### [Your instructions]
If a line in the records below contains the word "JSON", copy it.

(Entries taken from a collection)
════════════════════

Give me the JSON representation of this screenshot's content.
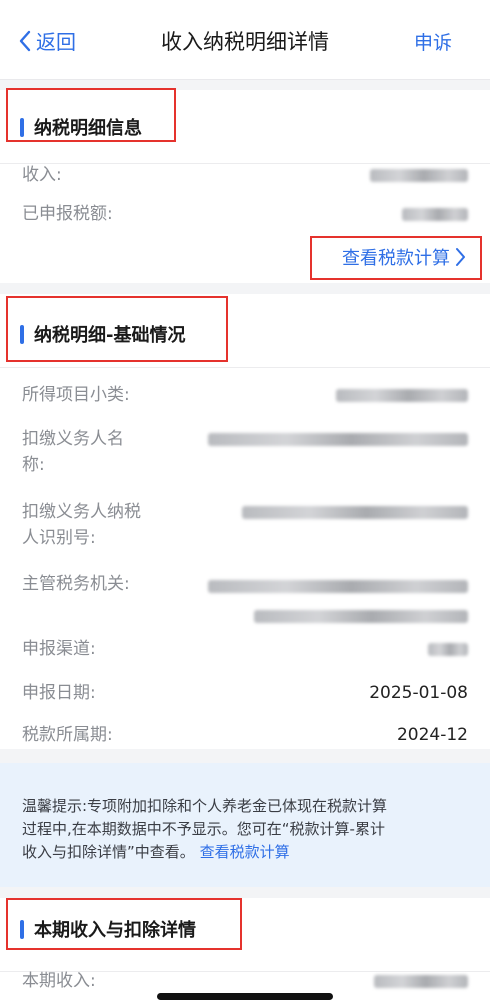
{
  "nav": {
    "back_label": "返回",
    "title": "收入纳税明细详情",
    "appeal_label": "申诉"
  },
  "section1": {
    "title": "纳税明细信息",
    "rows": [
      {
        "label": "收入:"
      },
      {
        "label": "已申报税额:"
      }
    ],
    "calc_link": "查看税款计算"
  },
  "section2": {
    "title": "纳税明细-基础情况",
    "rows": [
      {
        "label_l1": "所得项目小类:"
      },
      {
        "label_l1": "扣缴义务人名",
        "label_l2": "称:"
      },
      {
        "label_l1": "扣缴义务人纳税",
        "label_l2": "人识别号:"
      },
      {
        "label_l1": "主管税务机关:"
      },
      {
        "label_l1": "申报渠道:"
      },
      {
        "label_l1": "申报日期:",
        "value": "2025-01-08"
      },
      {
        "label_l1": "税款所属期:",
        "value": "2024-12"
      }
    ]
  },
  "tip": {
    "line1": "温馨提示:专项附加扣除和个人养老金已体现在税款计算",
    "line2": "过程中,在本期数据中不予显示。您可在“税款计算-累计",
    "line3": "收入与扣除详情”中查看。",
    "link": "查看税款计算"
  },
  "section3": {
    "title": "本期收入与扣除详情",
    "rows": [
      {
        "label": "本期收入:"
      }
    ]
  },
  "colors": {
    "accent": "#2f6fe6",
    "annotation_red": "#e5322d",
    "tip_bg": "#e9f2fc"
  }
}
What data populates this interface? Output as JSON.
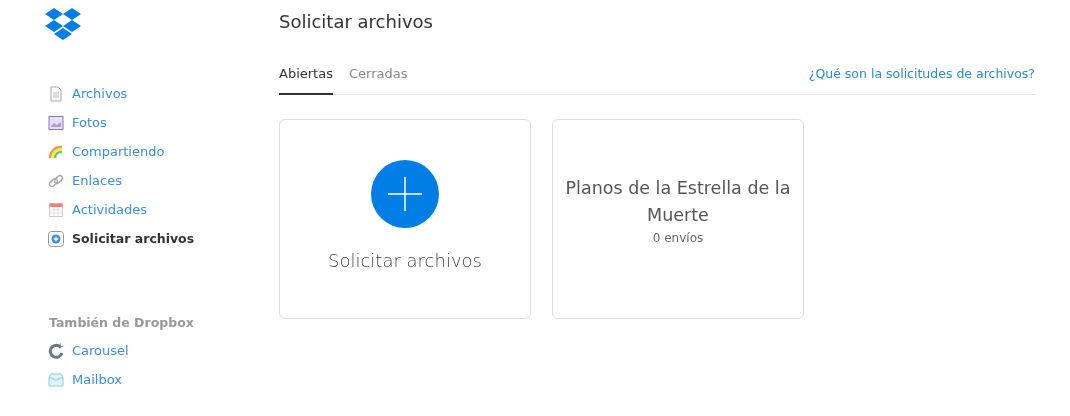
{
  "nav": [
    {
      "label": "Archivos",
      "kind": "file",
      "selected": false
    },
    {
      "label": "Fotos",
      "kind": "photos",
      "selected": false
    },
    {
      "label": "Compartiendo",
      "kind": "sharing",
      "selected": false
    },
    {
      "label": "Enlaces",
      "kind": "link",
      "selected": false
    },
    {
      "label": "Actividades",
      "kind": "calendar",
      "selected": false
    },
    {
      "label": "Solicitar archivos",
      "kind": "request",
      "selected": true
    }
  ],
  "also": {
    "heading": "También de Dropbox",
    "items": [
      {
        "label": "Carousel",
        "kind": "carousel"
      },
      {
        "label": "Mailbox",
        "kind": "mailbox"
      }
    ]
  },
  "page_title": "Solicitar archivos",
  "tabs": [
    {
      "label": "Abiertas",
      "selected": true
    },
    {
      "label": "Cerradas",
      "selected": false
    }
  ],
  "help_link": "¿Qué son la solicitudes de archivos?",
  "cards": [
    {
      "kind": "new",
      "title": "Solicitar archivos"
    },
    {
      "kind": "request",
      "title": "Planos de la Estrella de la Muerte",
      "count": "0 envíos"
    }
  ]
}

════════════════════

### [Problem solution]
Give me the JSON representation of this screenshot's content.
What data populates this interface? Output as JSON.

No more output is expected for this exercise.